Imagine a world in which ice extends farther than the Arctic and Antarctic—a world in which ice sheets cover large chunks of North America, Europe, and Asia. At times, much of the Earth’s surface has been covered by sheets of ice. These periods of Earth’s history are known as its ice ages, with glaciers a prominent feature.
WHAT IS A GLACIER?
A glacier is a slow-moving river of ice, forced to move downhill by its weight. It can be enormous. In an ice age, Earth’s temperature varies, with glaciers pushing forward over land during the cold periods (known as glacial periods) and retreating in warmer periods (interglacial periods).
AN EARLY VIEW
A nineteenth century artwork by a Swedish geologist and naturalist, Oswald Heer, provided an unrealistic picture of large mammals, including mammoths and deer, surviving at the edges of the last ice age. In reality, these mammals lived on steppes (grasslands).
Over millions of years, Earth has moved from warm periods to cold periods and back to warm periods. Scientists don’t know what triggers an ice age, but think it has something to do with gradual changes in the Earth’s orbit around the Sun over millions of years.
An unusual route opens
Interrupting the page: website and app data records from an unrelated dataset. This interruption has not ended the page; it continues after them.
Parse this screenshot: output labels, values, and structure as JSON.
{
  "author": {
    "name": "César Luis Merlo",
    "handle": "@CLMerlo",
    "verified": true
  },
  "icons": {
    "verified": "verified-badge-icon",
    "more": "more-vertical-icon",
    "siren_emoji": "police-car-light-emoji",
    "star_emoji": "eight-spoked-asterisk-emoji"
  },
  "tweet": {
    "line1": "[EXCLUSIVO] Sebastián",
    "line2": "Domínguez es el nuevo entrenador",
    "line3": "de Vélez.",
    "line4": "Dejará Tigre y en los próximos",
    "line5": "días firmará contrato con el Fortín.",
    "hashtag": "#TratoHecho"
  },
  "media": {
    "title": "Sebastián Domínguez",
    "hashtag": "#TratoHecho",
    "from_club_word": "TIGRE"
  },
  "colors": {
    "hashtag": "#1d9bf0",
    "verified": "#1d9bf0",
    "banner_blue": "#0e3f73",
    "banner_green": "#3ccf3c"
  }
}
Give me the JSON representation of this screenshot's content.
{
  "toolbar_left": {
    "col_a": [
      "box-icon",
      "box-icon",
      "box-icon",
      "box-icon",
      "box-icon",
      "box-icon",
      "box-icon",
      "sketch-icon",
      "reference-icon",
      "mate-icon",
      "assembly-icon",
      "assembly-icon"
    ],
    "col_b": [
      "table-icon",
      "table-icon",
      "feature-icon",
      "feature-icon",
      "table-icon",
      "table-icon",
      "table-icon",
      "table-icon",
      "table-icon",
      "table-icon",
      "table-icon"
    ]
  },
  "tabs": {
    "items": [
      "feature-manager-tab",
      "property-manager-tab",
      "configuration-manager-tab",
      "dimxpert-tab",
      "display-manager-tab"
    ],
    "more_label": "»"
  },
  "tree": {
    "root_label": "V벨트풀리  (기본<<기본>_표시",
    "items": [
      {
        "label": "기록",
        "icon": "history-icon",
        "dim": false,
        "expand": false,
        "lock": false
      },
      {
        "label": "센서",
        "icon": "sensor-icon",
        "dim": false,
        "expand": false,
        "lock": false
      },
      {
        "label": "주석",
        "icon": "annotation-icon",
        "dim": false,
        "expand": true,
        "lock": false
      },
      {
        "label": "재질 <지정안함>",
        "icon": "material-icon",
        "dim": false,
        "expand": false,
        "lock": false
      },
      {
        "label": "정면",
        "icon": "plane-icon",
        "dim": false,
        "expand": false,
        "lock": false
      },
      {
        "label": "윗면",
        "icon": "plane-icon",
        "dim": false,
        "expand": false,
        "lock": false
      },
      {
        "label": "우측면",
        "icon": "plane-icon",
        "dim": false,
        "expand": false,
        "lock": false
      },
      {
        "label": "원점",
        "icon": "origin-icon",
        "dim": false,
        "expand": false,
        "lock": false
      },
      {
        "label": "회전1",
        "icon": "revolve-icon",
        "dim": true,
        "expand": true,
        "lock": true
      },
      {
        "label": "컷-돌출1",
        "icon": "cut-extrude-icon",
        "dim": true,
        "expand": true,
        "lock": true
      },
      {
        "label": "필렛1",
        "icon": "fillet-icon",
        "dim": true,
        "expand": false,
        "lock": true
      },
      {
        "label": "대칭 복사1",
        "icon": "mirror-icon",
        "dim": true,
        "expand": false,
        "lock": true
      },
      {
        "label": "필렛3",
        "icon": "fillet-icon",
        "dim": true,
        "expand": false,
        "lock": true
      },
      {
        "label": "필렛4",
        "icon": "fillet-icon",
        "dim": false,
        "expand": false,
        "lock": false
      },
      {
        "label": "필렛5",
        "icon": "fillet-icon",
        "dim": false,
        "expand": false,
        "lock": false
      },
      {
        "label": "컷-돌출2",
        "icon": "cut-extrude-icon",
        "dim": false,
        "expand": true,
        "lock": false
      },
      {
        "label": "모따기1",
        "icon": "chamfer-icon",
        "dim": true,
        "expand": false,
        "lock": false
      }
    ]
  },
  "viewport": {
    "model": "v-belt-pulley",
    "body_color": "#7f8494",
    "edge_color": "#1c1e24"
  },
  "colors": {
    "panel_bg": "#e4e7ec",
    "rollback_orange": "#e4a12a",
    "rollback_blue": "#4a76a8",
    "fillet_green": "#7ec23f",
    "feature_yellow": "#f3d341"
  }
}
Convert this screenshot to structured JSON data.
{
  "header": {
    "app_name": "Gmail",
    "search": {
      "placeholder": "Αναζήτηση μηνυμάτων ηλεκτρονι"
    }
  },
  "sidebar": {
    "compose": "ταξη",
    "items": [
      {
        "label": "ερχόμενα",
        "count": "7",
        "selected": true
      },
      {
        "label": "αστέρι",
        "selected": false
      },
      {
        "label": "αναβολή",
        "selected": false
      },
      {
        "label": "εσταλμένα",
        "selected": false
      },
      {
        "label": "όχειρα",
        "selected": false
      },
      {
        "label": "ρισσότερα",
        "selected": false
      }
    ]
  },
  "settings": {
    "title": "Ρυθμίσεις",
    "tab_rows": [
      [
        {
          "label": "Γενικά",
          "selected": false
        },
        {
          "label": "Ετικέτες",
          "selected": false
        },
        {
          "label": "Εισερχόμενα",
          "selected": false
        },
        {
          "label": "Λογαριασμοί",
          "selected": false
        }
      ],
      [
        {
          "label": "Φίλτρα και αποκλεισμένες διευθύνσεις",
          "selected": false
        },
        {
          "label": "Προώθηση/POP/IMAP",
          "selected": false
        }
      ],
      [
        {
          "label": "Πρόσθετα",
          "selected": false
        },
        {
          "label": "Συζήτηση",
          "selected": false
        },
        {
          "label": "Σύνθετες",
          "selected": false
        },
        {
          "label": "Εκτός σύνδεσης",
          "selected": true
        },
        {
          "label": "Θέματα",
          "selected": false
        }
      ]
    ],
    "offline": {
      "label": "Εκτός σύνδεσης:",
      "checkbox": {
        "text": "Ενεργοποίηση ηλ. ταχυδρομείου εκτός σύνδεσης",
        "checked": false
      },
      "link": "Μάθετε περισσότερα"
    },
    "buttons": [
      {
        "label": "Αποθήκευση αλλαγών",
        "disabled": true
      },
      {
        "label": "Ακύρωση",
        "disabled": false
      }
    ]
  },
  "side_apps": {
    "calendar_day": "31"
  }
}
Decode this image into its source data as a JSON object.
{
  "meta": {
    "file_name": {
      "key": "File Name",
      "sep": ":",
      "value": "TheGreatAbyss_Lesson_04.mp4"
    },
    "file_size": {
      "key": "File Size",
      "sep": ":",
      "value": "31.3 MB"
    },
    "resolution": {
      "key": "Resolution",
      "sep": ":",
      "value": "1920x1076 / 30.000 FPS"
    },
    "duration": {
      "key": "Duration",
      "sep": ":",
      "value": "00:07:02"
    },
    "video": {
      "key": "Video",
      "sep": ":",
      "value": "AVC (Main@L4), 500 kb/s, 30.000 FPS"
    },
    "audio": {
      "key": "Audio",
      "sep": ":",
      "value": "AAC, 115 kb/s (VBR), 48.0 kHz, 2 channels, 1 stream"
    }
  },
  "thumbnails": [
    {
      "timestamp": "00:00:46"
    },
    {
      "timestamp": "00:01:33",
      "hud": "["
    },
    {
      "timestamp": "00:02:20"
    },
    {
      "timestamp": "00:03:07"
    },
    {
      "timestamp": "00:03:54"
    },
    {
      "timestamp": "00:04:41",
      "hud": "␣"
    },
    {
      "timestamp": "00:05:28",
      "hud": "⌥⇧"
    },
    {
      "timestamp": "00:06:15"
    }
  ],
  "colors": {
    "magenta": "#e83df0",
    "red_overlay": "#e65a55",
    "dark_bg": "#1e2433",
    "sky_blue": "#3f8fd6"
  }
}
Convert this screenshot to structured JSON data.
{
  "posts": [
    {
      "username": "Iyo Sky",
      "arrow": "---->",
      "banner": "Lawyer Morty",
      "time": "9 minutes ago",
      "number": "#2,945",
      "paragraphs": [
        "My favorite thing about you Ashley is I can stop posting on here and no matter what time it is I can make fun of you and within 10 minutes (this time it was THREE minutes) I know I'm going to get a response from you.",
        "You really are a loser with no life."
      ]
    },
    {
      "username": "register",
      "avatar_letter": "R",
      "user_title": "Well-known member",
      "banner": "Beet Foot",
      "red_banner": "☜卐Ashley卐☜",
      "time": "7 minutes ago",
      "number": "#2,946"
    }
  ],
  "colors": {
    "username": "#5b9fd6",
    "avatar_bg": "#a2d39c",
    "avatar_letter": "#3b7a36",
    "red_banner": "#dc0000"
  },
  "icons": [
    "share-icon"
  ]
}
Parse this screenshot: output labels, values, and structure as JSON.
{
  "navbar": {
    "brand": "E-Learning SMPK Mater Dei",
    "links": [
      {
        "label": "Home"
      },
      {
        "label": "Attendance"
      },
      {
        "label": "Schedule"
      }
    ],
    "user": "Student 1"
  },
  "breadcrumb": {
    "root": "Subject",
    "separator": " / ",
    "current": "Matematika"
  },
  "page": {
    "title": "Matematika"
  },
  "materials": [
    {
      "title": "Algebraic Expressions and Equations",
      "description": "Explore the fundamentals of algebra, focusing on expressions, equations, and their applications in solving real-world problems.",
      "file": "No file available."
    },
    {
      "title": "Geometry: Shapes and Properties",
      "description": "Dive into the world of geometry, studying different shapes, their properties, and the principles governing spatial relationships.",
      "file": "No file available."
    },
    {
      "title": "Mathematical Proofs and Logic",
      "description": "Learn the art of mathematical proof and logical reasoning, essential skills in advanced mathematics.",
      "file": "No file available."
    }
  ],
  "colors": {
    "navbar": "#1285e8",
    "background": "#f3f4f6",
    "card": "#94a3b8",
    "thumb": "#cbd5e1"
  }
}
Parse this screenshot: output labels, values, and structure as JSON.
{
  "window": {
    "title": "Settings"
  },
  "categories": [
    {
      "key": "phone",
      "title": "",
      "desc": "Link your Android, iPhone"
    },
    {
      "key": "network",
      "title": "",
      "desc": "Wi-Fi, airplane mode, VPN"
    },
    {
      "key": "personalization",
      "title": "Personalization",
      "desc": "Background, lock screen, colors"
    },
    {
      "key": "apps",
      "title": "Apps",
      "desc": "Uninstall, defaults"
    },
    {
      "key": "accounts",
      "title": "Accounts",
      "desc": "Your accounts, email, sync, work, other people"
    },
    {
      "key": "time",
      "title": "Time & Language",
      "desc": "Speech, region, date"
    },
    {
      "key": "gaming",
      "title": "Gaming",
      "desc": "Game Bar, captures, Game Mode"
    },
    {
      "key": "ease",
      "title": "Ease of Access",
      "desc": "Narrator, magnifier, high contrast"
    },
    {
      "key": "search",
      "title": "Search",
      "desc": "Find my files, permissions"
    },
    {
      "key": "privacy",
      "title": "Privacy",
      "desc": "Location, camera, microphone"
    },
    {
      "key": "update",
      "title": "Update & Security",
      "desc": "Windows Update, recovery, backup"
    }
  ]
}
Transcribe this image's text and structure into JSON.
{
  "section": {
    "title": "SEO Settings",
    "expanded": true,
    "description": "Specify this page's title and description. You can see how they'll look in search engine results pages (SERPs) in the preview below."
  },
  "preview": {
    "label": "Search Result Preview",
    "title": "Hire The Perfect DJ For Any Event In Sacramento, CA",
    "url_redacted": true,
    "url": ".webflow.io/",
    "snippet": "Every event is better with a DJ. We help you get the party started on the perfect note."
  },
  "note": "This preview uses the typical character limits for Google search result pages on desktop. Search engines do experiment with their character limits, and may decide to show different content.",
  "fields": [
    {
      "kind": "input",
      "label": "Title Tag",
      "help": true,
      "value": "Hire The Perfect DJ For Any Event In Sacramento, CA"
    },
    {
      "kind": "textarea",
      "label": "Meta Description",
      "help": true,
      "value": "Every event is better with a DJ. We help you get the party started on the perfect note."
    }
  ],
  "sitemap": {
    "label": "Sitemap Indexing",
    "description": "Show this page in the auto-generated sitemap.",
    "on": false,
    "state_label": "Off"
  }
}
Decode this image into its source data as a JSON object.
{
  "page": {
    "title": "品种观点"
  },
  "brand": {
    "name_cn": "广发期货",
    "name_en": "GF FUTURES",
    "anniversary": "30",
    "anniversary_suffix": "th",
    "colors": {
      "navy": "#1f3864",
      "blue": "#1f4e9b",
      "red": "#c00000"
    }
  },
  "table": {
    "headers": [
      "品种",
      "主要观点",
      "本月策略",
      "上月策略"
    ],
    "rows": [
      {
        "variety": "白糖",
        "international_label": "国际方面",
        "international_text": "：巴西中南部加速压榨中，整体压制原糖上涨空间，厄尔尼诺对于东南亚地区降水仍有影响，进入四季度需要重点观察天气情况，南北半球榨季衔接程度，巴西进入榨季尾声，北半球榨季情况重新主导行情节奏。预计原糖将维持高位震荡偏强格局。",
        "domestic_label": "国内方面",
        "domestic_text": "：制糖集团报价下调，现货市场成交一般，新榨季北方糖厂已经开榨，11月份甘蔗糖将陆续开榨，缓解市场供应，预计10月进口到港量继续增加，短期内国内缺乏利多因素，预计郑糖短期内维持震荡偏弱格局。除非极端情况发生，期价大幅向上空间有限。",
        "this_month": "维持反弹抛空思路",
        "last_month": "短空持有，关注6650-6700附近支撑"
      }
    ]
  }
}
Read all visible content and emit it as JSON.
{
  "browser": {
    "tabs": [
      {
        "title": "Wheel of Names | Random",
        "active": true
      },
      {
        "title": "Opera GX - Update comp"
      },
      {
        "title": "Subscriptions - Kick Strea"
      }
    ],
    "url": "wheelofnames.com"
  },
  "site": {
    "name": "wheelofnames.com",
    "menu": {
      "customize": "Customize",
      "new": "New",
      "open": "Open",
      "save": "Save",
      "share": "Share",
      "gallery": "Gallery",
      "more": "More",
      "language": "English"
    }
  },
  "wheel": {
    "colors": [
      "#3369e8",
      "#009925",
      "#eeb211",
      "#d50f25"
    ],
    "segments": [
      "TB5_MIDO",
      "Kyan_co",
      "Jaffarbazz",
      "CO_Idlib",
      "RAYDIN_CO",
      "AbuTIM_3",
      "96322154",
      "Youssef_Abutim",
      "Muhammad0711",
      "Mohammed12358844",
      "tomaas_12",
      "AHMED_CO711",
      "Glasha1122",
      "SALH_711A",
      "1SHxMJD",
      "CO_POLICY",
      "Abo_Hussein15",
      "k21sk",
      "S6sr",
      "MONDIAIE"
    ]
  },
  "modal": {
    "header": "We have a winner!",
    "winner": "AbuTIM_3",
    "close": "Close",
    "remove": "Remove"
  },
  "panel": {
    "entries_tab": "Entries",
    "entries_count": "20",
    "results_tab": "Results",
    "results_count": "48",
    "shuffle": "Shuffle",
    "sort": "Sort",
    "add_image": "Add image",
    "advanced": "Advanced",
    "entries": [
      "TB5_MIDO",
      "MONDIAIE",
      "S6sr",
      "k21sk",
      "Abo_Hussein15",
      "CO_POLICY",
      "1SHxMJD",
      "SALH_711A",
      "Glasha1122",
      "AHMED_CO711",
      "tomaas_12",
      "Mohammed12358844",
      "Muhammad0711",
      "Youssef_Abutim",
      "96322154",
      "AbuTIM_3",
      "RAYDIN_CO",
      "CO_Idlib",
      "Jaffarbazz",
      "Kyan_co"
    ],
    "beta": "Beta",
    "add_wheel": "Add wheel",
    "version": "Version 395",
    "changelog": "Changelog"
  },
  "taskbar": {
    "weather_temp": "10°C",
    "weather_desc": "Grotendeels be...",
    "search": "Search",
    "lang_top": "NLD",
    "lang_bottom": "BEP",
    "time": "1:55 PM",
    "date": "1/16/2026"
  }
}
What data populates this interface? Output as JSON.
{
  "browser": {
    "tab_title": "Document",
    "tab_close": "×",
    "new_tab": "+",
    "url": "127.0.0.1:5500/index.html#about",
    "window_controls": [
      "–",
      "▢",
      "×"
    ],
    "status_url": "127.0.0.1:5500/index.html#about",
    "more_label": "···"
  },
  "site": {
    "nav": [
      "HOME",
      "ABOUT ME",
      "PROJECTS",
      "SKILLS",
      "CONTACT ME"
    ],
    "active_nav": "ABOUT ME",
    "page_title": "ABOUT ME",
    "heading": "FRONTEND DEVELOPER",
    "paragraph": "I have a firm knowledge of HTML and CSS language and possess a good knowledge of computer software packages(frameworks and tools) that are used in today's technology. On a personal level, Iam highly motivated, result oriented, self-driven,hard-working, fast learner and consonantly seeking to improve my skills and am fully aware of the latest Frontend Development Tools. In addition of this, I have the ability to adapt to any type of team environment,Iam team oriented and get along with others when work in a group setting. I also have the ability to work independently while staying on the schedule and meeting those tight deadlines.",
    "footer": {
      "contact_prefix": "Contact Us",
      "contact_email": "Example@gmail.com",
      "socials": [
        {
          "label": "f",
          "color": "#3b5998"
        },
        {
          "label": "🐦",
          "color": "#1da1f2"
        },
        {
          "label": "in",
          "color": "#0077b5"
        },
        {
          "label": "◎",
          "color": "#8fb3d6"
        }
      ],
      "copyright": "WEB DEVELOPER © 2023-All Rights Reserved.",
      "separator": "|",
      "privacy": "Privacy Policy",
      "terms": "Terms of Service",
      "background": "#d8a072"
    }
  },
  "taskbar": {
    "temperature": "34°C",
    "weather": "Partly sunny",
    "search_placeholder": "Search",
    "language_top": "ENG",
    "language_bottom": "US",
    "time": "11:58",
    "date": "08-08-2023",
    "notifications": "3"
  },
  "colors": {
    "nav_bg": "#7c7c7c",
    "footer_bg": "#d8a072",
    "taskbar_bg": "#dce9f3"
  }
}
During an ice age, sea levels fall by as much as 300 ft (100 m) as water becomes locked up on land as ice, instead of flowing out to sea in rivers. As the sea falls, new land appears, sometimes forming a bridge between continents or islands. During the last ice age, land bridges joined Britain to Europe, New Guinea to Australia, and Siberia to Alaska, allowing people to cross from Asia to North America.
Clues from the past
When an ice age ends and glaciers disappear, they leave behind lots of clues that the land was once buried under ice. Glaciers carve away land as they flow, forming deep, U-shaped valleys. When they melt, they leave behind huge boulders, called erratics, often made from a type of rock not found locally.
A blanket of ice
At the peak of the last ice age, some 20,000 years ago, large areas of northern Europe were covered by ice, as well as Greenland and Iceland and parts of the Atlantic Ocean. Europe’s mountain ranges—the Alps, the Pyrenees, the Urals, and the Carpathians—were also covered in ice.
DID YOU KNOW?
Modern humans emerged during the last ice age, living south of the ice sheets. There were also big mammals known as megafauna, including:
■ Woolly mammoths
■ Woolly rhinos
■ Cave bears
■ Cave lions
■ Giant beavers
Many of the large mammals became extinct just after modern humans arrived.